Page and application data records

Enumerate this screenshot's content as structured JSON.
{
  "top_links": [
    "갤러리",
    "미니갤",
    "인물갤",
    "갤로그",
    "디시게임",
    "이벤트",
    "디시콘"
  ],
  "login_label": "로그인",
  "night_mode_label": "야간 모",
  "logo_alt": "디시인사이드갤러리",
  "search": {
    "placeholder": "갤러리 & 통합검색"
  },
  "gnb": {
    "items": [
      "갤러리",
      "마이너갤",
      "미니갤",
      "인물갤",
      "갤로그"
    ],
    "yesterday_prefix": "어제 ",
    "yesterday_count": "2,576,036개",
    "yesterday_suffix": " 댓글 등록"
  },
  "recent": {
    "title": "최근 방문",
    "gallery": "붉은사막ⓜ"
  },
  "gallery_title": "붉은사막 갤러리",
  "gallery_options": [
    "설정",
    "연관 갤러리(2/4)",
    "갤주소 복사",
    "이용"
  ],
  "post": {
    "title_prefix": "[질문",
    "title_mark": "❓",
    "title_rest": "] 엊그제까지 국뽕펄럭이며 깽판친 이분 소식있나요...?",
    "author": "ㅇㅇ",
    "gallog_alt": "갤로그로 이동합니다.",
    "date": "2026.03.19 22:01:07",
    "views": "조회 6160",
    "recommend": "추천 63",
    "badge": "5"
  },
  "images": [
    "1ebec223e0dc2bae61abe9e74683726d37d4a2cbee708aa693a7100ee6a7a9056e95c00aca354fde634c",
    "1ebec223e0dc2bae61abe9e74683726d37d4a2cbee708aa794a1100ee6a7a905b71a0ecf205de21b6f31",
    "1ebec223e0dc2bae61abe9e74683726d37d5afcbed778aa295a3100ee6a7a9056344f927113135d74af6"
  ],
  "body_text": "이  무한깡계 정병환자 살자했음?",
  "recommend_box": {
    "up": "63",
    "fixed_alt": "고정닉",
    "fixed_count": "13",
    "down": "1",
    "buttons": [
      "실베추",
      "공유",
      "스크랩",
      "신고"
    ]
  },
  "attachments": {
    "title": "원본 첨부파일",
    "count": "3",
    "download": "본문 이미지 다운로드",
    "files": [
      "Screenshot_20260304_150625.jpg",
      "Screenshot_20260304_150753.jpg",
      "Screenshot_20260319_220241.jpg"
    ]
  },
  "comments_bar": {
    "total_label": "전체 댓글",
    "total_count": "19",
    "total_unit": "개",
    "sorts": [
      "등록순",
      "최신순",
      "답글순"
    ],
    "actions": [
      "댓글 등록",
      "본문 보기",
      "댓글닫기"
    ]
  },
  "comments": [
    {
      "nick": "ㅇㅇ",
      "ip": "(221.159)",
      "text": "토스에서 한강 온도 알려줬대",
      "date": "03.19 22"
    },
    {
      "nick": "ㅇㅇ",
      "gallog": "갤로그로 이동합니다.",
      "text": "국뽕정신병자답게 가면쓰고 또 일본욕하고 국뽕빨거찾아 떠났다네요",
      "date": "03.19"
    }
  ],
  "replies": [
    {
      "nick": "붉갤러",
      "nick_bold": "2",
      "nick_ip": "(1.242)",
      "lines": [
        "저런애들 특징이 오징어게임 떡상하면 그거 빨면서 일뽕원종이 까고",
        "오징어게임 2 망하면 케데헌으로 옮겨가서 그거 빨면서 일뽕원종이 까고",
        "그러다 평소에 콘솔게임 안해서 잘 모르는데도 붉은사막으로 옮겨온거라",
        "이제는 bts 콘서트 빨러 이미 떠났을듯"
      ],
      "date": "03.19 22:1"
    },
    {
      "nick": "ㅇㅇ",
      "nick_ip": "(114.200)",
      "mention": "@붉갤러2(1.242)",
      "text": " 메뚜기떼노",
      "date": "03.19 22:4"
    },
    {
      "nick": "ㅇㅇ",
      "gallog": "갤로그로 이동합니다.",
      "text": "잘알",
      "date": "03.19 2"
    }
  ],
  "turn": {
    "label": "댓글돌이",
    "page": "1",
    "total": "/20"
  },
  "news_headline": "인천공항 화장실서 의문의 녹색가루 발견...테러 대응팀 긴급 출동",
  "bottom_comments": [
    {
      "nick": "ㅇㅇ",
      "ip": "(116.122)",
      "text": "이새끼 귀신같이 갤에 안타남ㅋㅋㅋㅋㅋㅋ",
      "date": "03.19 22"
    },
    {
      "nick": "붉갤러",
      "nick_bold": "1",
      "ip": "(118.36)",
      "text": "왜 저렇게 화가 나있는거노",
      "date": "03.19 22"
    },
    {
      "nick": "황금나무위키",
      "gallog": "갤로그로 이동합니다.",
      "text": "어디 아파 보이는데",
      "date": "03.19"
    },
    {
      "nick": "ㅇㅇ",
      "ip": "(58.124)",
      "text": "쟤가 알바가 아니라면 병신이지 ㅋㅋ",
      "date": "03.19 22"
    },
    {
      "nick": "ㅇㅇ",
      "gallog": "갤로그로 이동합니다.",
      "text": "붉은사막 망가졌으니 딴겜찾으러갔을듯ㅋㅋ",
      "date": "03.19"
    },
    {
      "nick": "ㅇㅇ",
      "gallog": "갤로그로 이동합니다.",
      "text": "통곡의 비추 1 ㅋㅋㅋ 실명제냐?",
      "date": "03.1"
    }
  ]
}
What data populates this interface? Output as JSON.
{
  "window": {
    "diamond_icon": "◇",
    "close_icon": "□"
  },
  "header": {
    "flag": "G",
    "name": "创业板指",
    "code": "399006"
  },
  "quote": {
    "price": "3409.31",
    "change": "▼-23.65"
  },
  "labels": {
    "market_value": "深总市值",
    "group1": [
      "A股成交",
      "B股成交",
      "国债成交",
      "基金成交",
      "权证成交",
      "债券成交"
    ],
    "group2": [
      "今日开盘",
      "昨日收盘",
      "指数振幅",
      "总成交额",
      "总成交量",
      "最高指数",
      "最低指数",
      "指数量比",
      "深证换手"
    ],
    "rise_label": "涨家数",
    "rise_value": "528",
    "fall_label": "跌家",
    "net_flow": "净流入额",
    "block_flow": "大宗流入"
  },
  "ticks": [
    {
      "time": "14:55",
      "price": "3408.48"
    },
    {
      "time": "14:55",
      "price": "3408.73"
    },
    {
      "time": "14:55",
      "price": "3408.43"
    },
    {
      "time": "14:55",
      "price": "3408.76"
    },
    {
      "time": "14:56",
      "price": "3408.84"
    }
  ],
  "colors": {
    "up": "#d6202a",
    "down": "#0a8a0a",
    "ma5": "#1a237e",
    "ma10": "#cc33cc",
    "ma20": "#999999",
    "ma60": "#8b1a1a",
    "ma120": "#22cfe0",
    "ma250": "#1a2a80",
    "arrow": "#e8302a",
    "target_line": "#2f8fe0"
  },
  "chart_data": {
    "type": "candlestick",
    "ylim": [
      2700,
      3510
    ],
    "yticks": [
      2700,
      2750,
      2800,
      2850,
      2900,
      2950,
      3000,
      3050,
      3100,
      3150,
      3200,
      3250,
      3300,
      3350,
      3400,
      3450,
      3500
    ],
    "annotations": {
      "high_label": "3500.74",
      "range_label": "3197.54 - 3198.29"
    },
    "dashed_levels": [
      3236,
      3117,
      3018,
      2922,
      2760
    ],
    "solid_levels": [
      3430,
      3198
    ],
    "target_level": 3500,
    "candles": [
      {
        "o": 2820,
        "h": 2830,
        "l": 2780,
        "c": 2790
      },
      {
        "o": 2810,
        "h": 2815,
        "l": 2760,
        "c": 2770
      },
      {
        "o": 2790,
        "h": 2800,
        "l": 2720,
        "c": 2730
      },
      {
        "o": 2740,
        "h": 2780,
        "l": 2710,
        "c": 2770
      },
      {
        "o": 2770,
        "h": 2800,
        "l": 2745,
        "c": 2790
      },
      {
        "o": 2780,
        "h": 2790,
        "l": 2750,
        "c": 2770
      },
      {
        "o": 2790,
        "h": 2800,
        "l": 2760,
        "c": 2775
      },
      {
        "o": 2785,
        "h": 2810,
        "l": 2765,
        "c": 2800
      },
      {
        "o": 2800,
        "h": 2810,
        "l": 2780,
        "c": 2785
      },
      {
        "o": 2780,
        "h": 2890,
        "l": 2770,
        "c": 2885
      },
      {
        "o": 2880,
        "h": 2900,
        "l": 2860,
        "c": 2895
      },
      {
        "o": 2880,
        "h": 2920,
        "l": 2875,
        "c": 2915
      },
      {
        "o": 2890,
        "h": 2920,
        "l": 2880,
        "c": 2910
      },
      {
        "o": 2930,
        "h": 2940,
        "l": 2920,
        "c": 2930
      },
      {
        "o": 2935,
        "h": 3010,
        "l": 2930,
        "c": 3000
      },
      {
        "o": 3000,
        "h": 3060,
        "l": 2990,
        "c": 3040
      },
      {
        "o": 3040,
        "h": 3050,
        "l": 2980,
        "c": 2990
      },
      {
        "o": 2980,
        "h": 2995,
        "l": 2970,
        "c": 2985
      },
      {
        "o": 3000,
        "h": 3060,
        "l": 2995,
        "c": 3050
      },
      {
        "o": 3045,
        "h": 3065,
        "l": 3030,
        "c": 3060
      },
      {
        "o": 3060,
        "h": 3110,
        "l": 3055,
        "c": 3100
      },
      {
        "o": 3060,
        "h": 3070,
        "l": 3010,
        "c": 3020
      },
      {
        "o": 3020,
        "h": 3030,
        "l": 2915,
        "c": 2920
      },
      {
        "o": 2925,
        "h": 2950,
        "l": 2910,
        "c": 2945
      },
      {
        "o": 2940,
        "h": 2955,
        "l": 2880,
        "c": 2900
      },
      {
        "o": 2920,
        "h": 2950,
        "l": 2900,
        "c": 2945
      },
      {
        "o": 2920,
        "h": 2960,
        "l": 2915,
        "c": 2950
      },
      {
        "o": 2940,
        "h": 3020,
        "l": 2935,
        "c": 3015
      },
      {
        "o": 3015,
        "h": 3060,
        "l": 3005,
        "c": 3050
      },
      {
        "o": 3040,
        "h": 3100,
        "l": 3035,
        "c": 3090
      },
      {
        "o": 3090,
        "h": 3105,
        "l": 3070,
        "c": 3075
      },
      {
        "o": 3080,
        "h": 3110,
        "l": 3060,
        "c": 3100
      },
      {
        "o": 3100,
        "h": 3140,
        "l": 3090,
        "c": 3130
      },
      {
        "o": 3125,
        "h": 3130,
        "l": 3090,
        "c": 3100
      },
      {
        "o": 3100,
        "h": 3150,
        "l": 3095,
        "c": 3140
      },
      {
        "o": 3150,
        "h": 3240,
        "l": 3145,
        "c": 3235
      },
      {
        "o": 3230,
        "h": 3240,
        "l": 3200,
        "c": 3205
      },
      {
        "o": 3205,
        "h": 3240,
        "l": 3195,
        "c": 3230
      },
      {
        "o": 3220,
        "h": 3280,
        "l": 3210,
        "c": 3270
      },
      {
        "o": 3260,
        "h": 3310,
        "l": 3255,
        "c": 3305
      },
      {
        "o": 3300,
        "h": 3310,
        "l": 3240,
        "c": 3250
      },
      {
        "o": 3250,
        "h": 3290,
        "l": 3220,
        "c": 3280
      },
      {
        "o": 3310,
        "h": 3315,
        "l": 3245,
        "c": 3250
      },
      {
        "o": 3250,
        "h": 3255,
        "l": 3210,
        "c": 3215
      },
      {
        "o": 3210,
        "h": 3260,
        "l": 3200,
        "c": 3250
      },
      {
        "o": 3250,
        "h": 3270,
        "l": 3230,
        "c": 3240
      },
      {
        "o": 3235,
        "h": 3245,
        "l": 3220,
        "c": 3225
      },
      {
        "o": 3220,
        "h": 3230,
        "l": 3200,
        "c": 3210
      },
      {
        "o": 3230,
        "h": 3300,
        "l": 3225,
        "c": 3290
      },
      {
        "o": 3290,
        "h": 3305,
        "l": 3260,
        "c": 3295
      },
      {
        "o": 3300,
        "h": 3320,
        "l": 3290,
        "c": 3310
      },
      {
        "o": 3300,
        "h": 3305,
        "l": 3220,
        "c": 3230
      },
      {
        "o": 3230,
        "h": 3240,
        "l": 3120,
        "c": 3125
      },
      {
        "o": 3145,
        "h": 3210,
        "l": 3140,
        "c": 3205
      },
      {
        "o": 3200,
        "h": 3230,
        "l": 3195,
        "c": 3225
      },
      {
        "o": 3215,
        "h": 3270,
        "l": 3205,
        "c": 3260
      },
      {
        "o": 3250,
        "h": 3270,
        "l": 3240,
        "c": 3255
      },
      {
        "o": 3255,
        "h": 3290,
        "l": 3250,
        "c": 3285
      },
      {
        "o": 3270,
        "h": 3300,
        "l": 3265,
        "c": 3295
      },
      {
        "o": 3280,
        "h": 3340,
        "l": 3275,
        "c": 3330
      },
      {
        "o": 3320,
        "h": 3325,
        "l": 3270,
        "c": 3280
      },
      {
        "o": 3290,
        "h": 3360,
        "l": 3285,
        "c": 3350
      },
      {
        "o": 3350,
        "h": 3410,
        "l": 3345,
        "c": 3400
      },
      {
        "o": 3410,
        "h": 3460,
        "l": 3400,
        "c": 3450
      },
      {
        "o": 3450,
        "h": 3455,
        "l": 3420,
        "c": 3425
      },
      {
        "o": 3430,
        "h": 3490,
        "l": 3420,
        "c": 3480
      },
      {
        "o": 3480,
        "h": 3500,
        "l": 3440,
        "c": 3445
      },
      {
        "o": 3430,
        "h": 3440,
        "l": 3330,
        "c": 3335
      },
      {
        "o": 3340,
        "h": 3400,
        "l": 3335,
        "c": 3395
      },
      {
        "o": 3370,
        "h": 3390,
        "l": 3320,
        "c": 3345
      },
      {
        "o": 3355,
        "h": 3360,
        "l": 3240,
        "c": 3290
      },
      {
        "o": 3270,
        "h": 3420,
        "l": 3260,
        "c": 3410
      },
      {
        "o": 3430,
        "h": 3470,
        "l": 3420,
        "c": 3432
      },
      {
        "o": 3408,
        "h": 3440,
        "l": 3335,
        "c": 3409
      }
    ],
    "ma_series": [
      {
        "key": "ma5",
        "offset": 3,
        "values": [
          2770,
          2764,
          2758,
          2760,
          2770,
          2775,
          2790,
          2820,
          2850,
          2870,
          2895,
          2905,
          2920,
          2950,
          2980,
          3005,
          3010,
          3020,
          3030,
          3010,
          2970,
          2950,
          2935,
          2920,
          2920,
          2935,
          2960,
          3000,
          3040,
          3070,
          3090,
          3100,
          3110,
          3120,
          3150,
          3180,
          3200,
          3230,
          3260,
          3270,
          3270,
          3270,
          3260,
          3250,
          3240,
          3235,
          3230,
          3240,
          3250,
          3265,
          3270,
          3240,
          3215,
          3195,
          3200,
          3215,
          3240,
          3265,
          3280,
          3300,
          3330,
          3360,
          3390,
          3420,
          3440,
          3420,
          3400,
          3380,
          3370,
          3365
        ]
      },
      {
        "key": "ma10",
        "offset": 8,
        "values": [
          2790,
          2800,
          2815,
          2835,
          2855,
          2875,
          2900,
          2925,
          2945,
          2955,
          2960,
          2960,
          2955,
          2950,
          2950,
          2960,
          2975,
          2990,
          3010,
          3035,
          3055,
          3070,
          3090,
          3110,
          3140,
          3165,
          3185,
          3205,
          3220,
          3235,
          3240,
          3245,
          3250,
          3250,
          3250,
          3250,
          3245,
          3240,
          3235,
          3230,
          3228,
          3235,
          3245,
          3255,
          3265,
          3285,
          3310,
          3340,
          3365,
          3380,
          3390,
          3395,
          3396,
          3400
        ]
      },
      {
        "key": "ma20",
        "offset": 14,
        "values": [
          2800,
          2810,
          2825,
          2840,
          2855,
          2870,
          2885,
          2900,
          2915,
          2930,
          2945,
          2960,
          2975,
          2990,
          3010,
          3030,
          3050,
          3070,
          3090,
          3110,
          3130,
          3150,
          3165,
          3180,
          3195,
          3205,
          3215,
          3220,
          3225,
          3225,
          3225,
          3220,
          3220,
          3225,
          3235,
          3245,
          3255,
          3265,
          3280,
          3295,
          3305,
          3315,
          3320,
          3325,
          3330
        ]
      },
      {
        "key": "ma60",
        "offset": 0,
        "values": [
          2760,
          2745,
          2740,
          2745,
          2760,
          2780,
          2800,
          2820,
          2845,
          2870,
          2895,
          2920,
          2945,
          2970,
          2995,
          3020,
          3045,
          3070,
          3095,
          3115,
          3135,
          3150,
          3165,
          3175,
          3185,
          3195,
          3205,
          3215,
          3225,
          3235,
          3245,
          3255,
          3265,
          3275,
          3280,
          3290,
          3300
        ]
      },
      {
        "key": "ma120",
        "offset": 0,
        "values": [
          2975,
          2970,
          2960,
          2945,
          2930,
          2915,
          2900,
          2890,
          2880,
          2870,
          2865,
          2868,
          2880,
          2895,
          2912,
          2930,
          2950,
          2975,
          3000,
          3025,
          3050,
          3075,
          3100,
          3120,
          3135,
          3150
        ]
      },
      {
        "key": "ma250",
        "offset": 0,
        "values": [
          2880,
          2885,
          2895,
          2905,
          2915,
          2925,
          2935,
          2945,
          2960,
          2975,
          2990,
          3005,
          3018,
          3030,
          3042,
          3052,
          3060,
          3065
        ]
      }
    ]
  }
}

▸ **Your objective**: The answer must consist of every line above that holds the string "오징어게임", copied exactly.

▸ **Solution**:
        "저런애들 특징이 오징어게임 떡상하면 그거 빨면서 일뽕원종이 까고",
        "오징어게임 2 망하면 케데헌으로 옮겨가서 그거 빨면서 일뽕원종이 까고",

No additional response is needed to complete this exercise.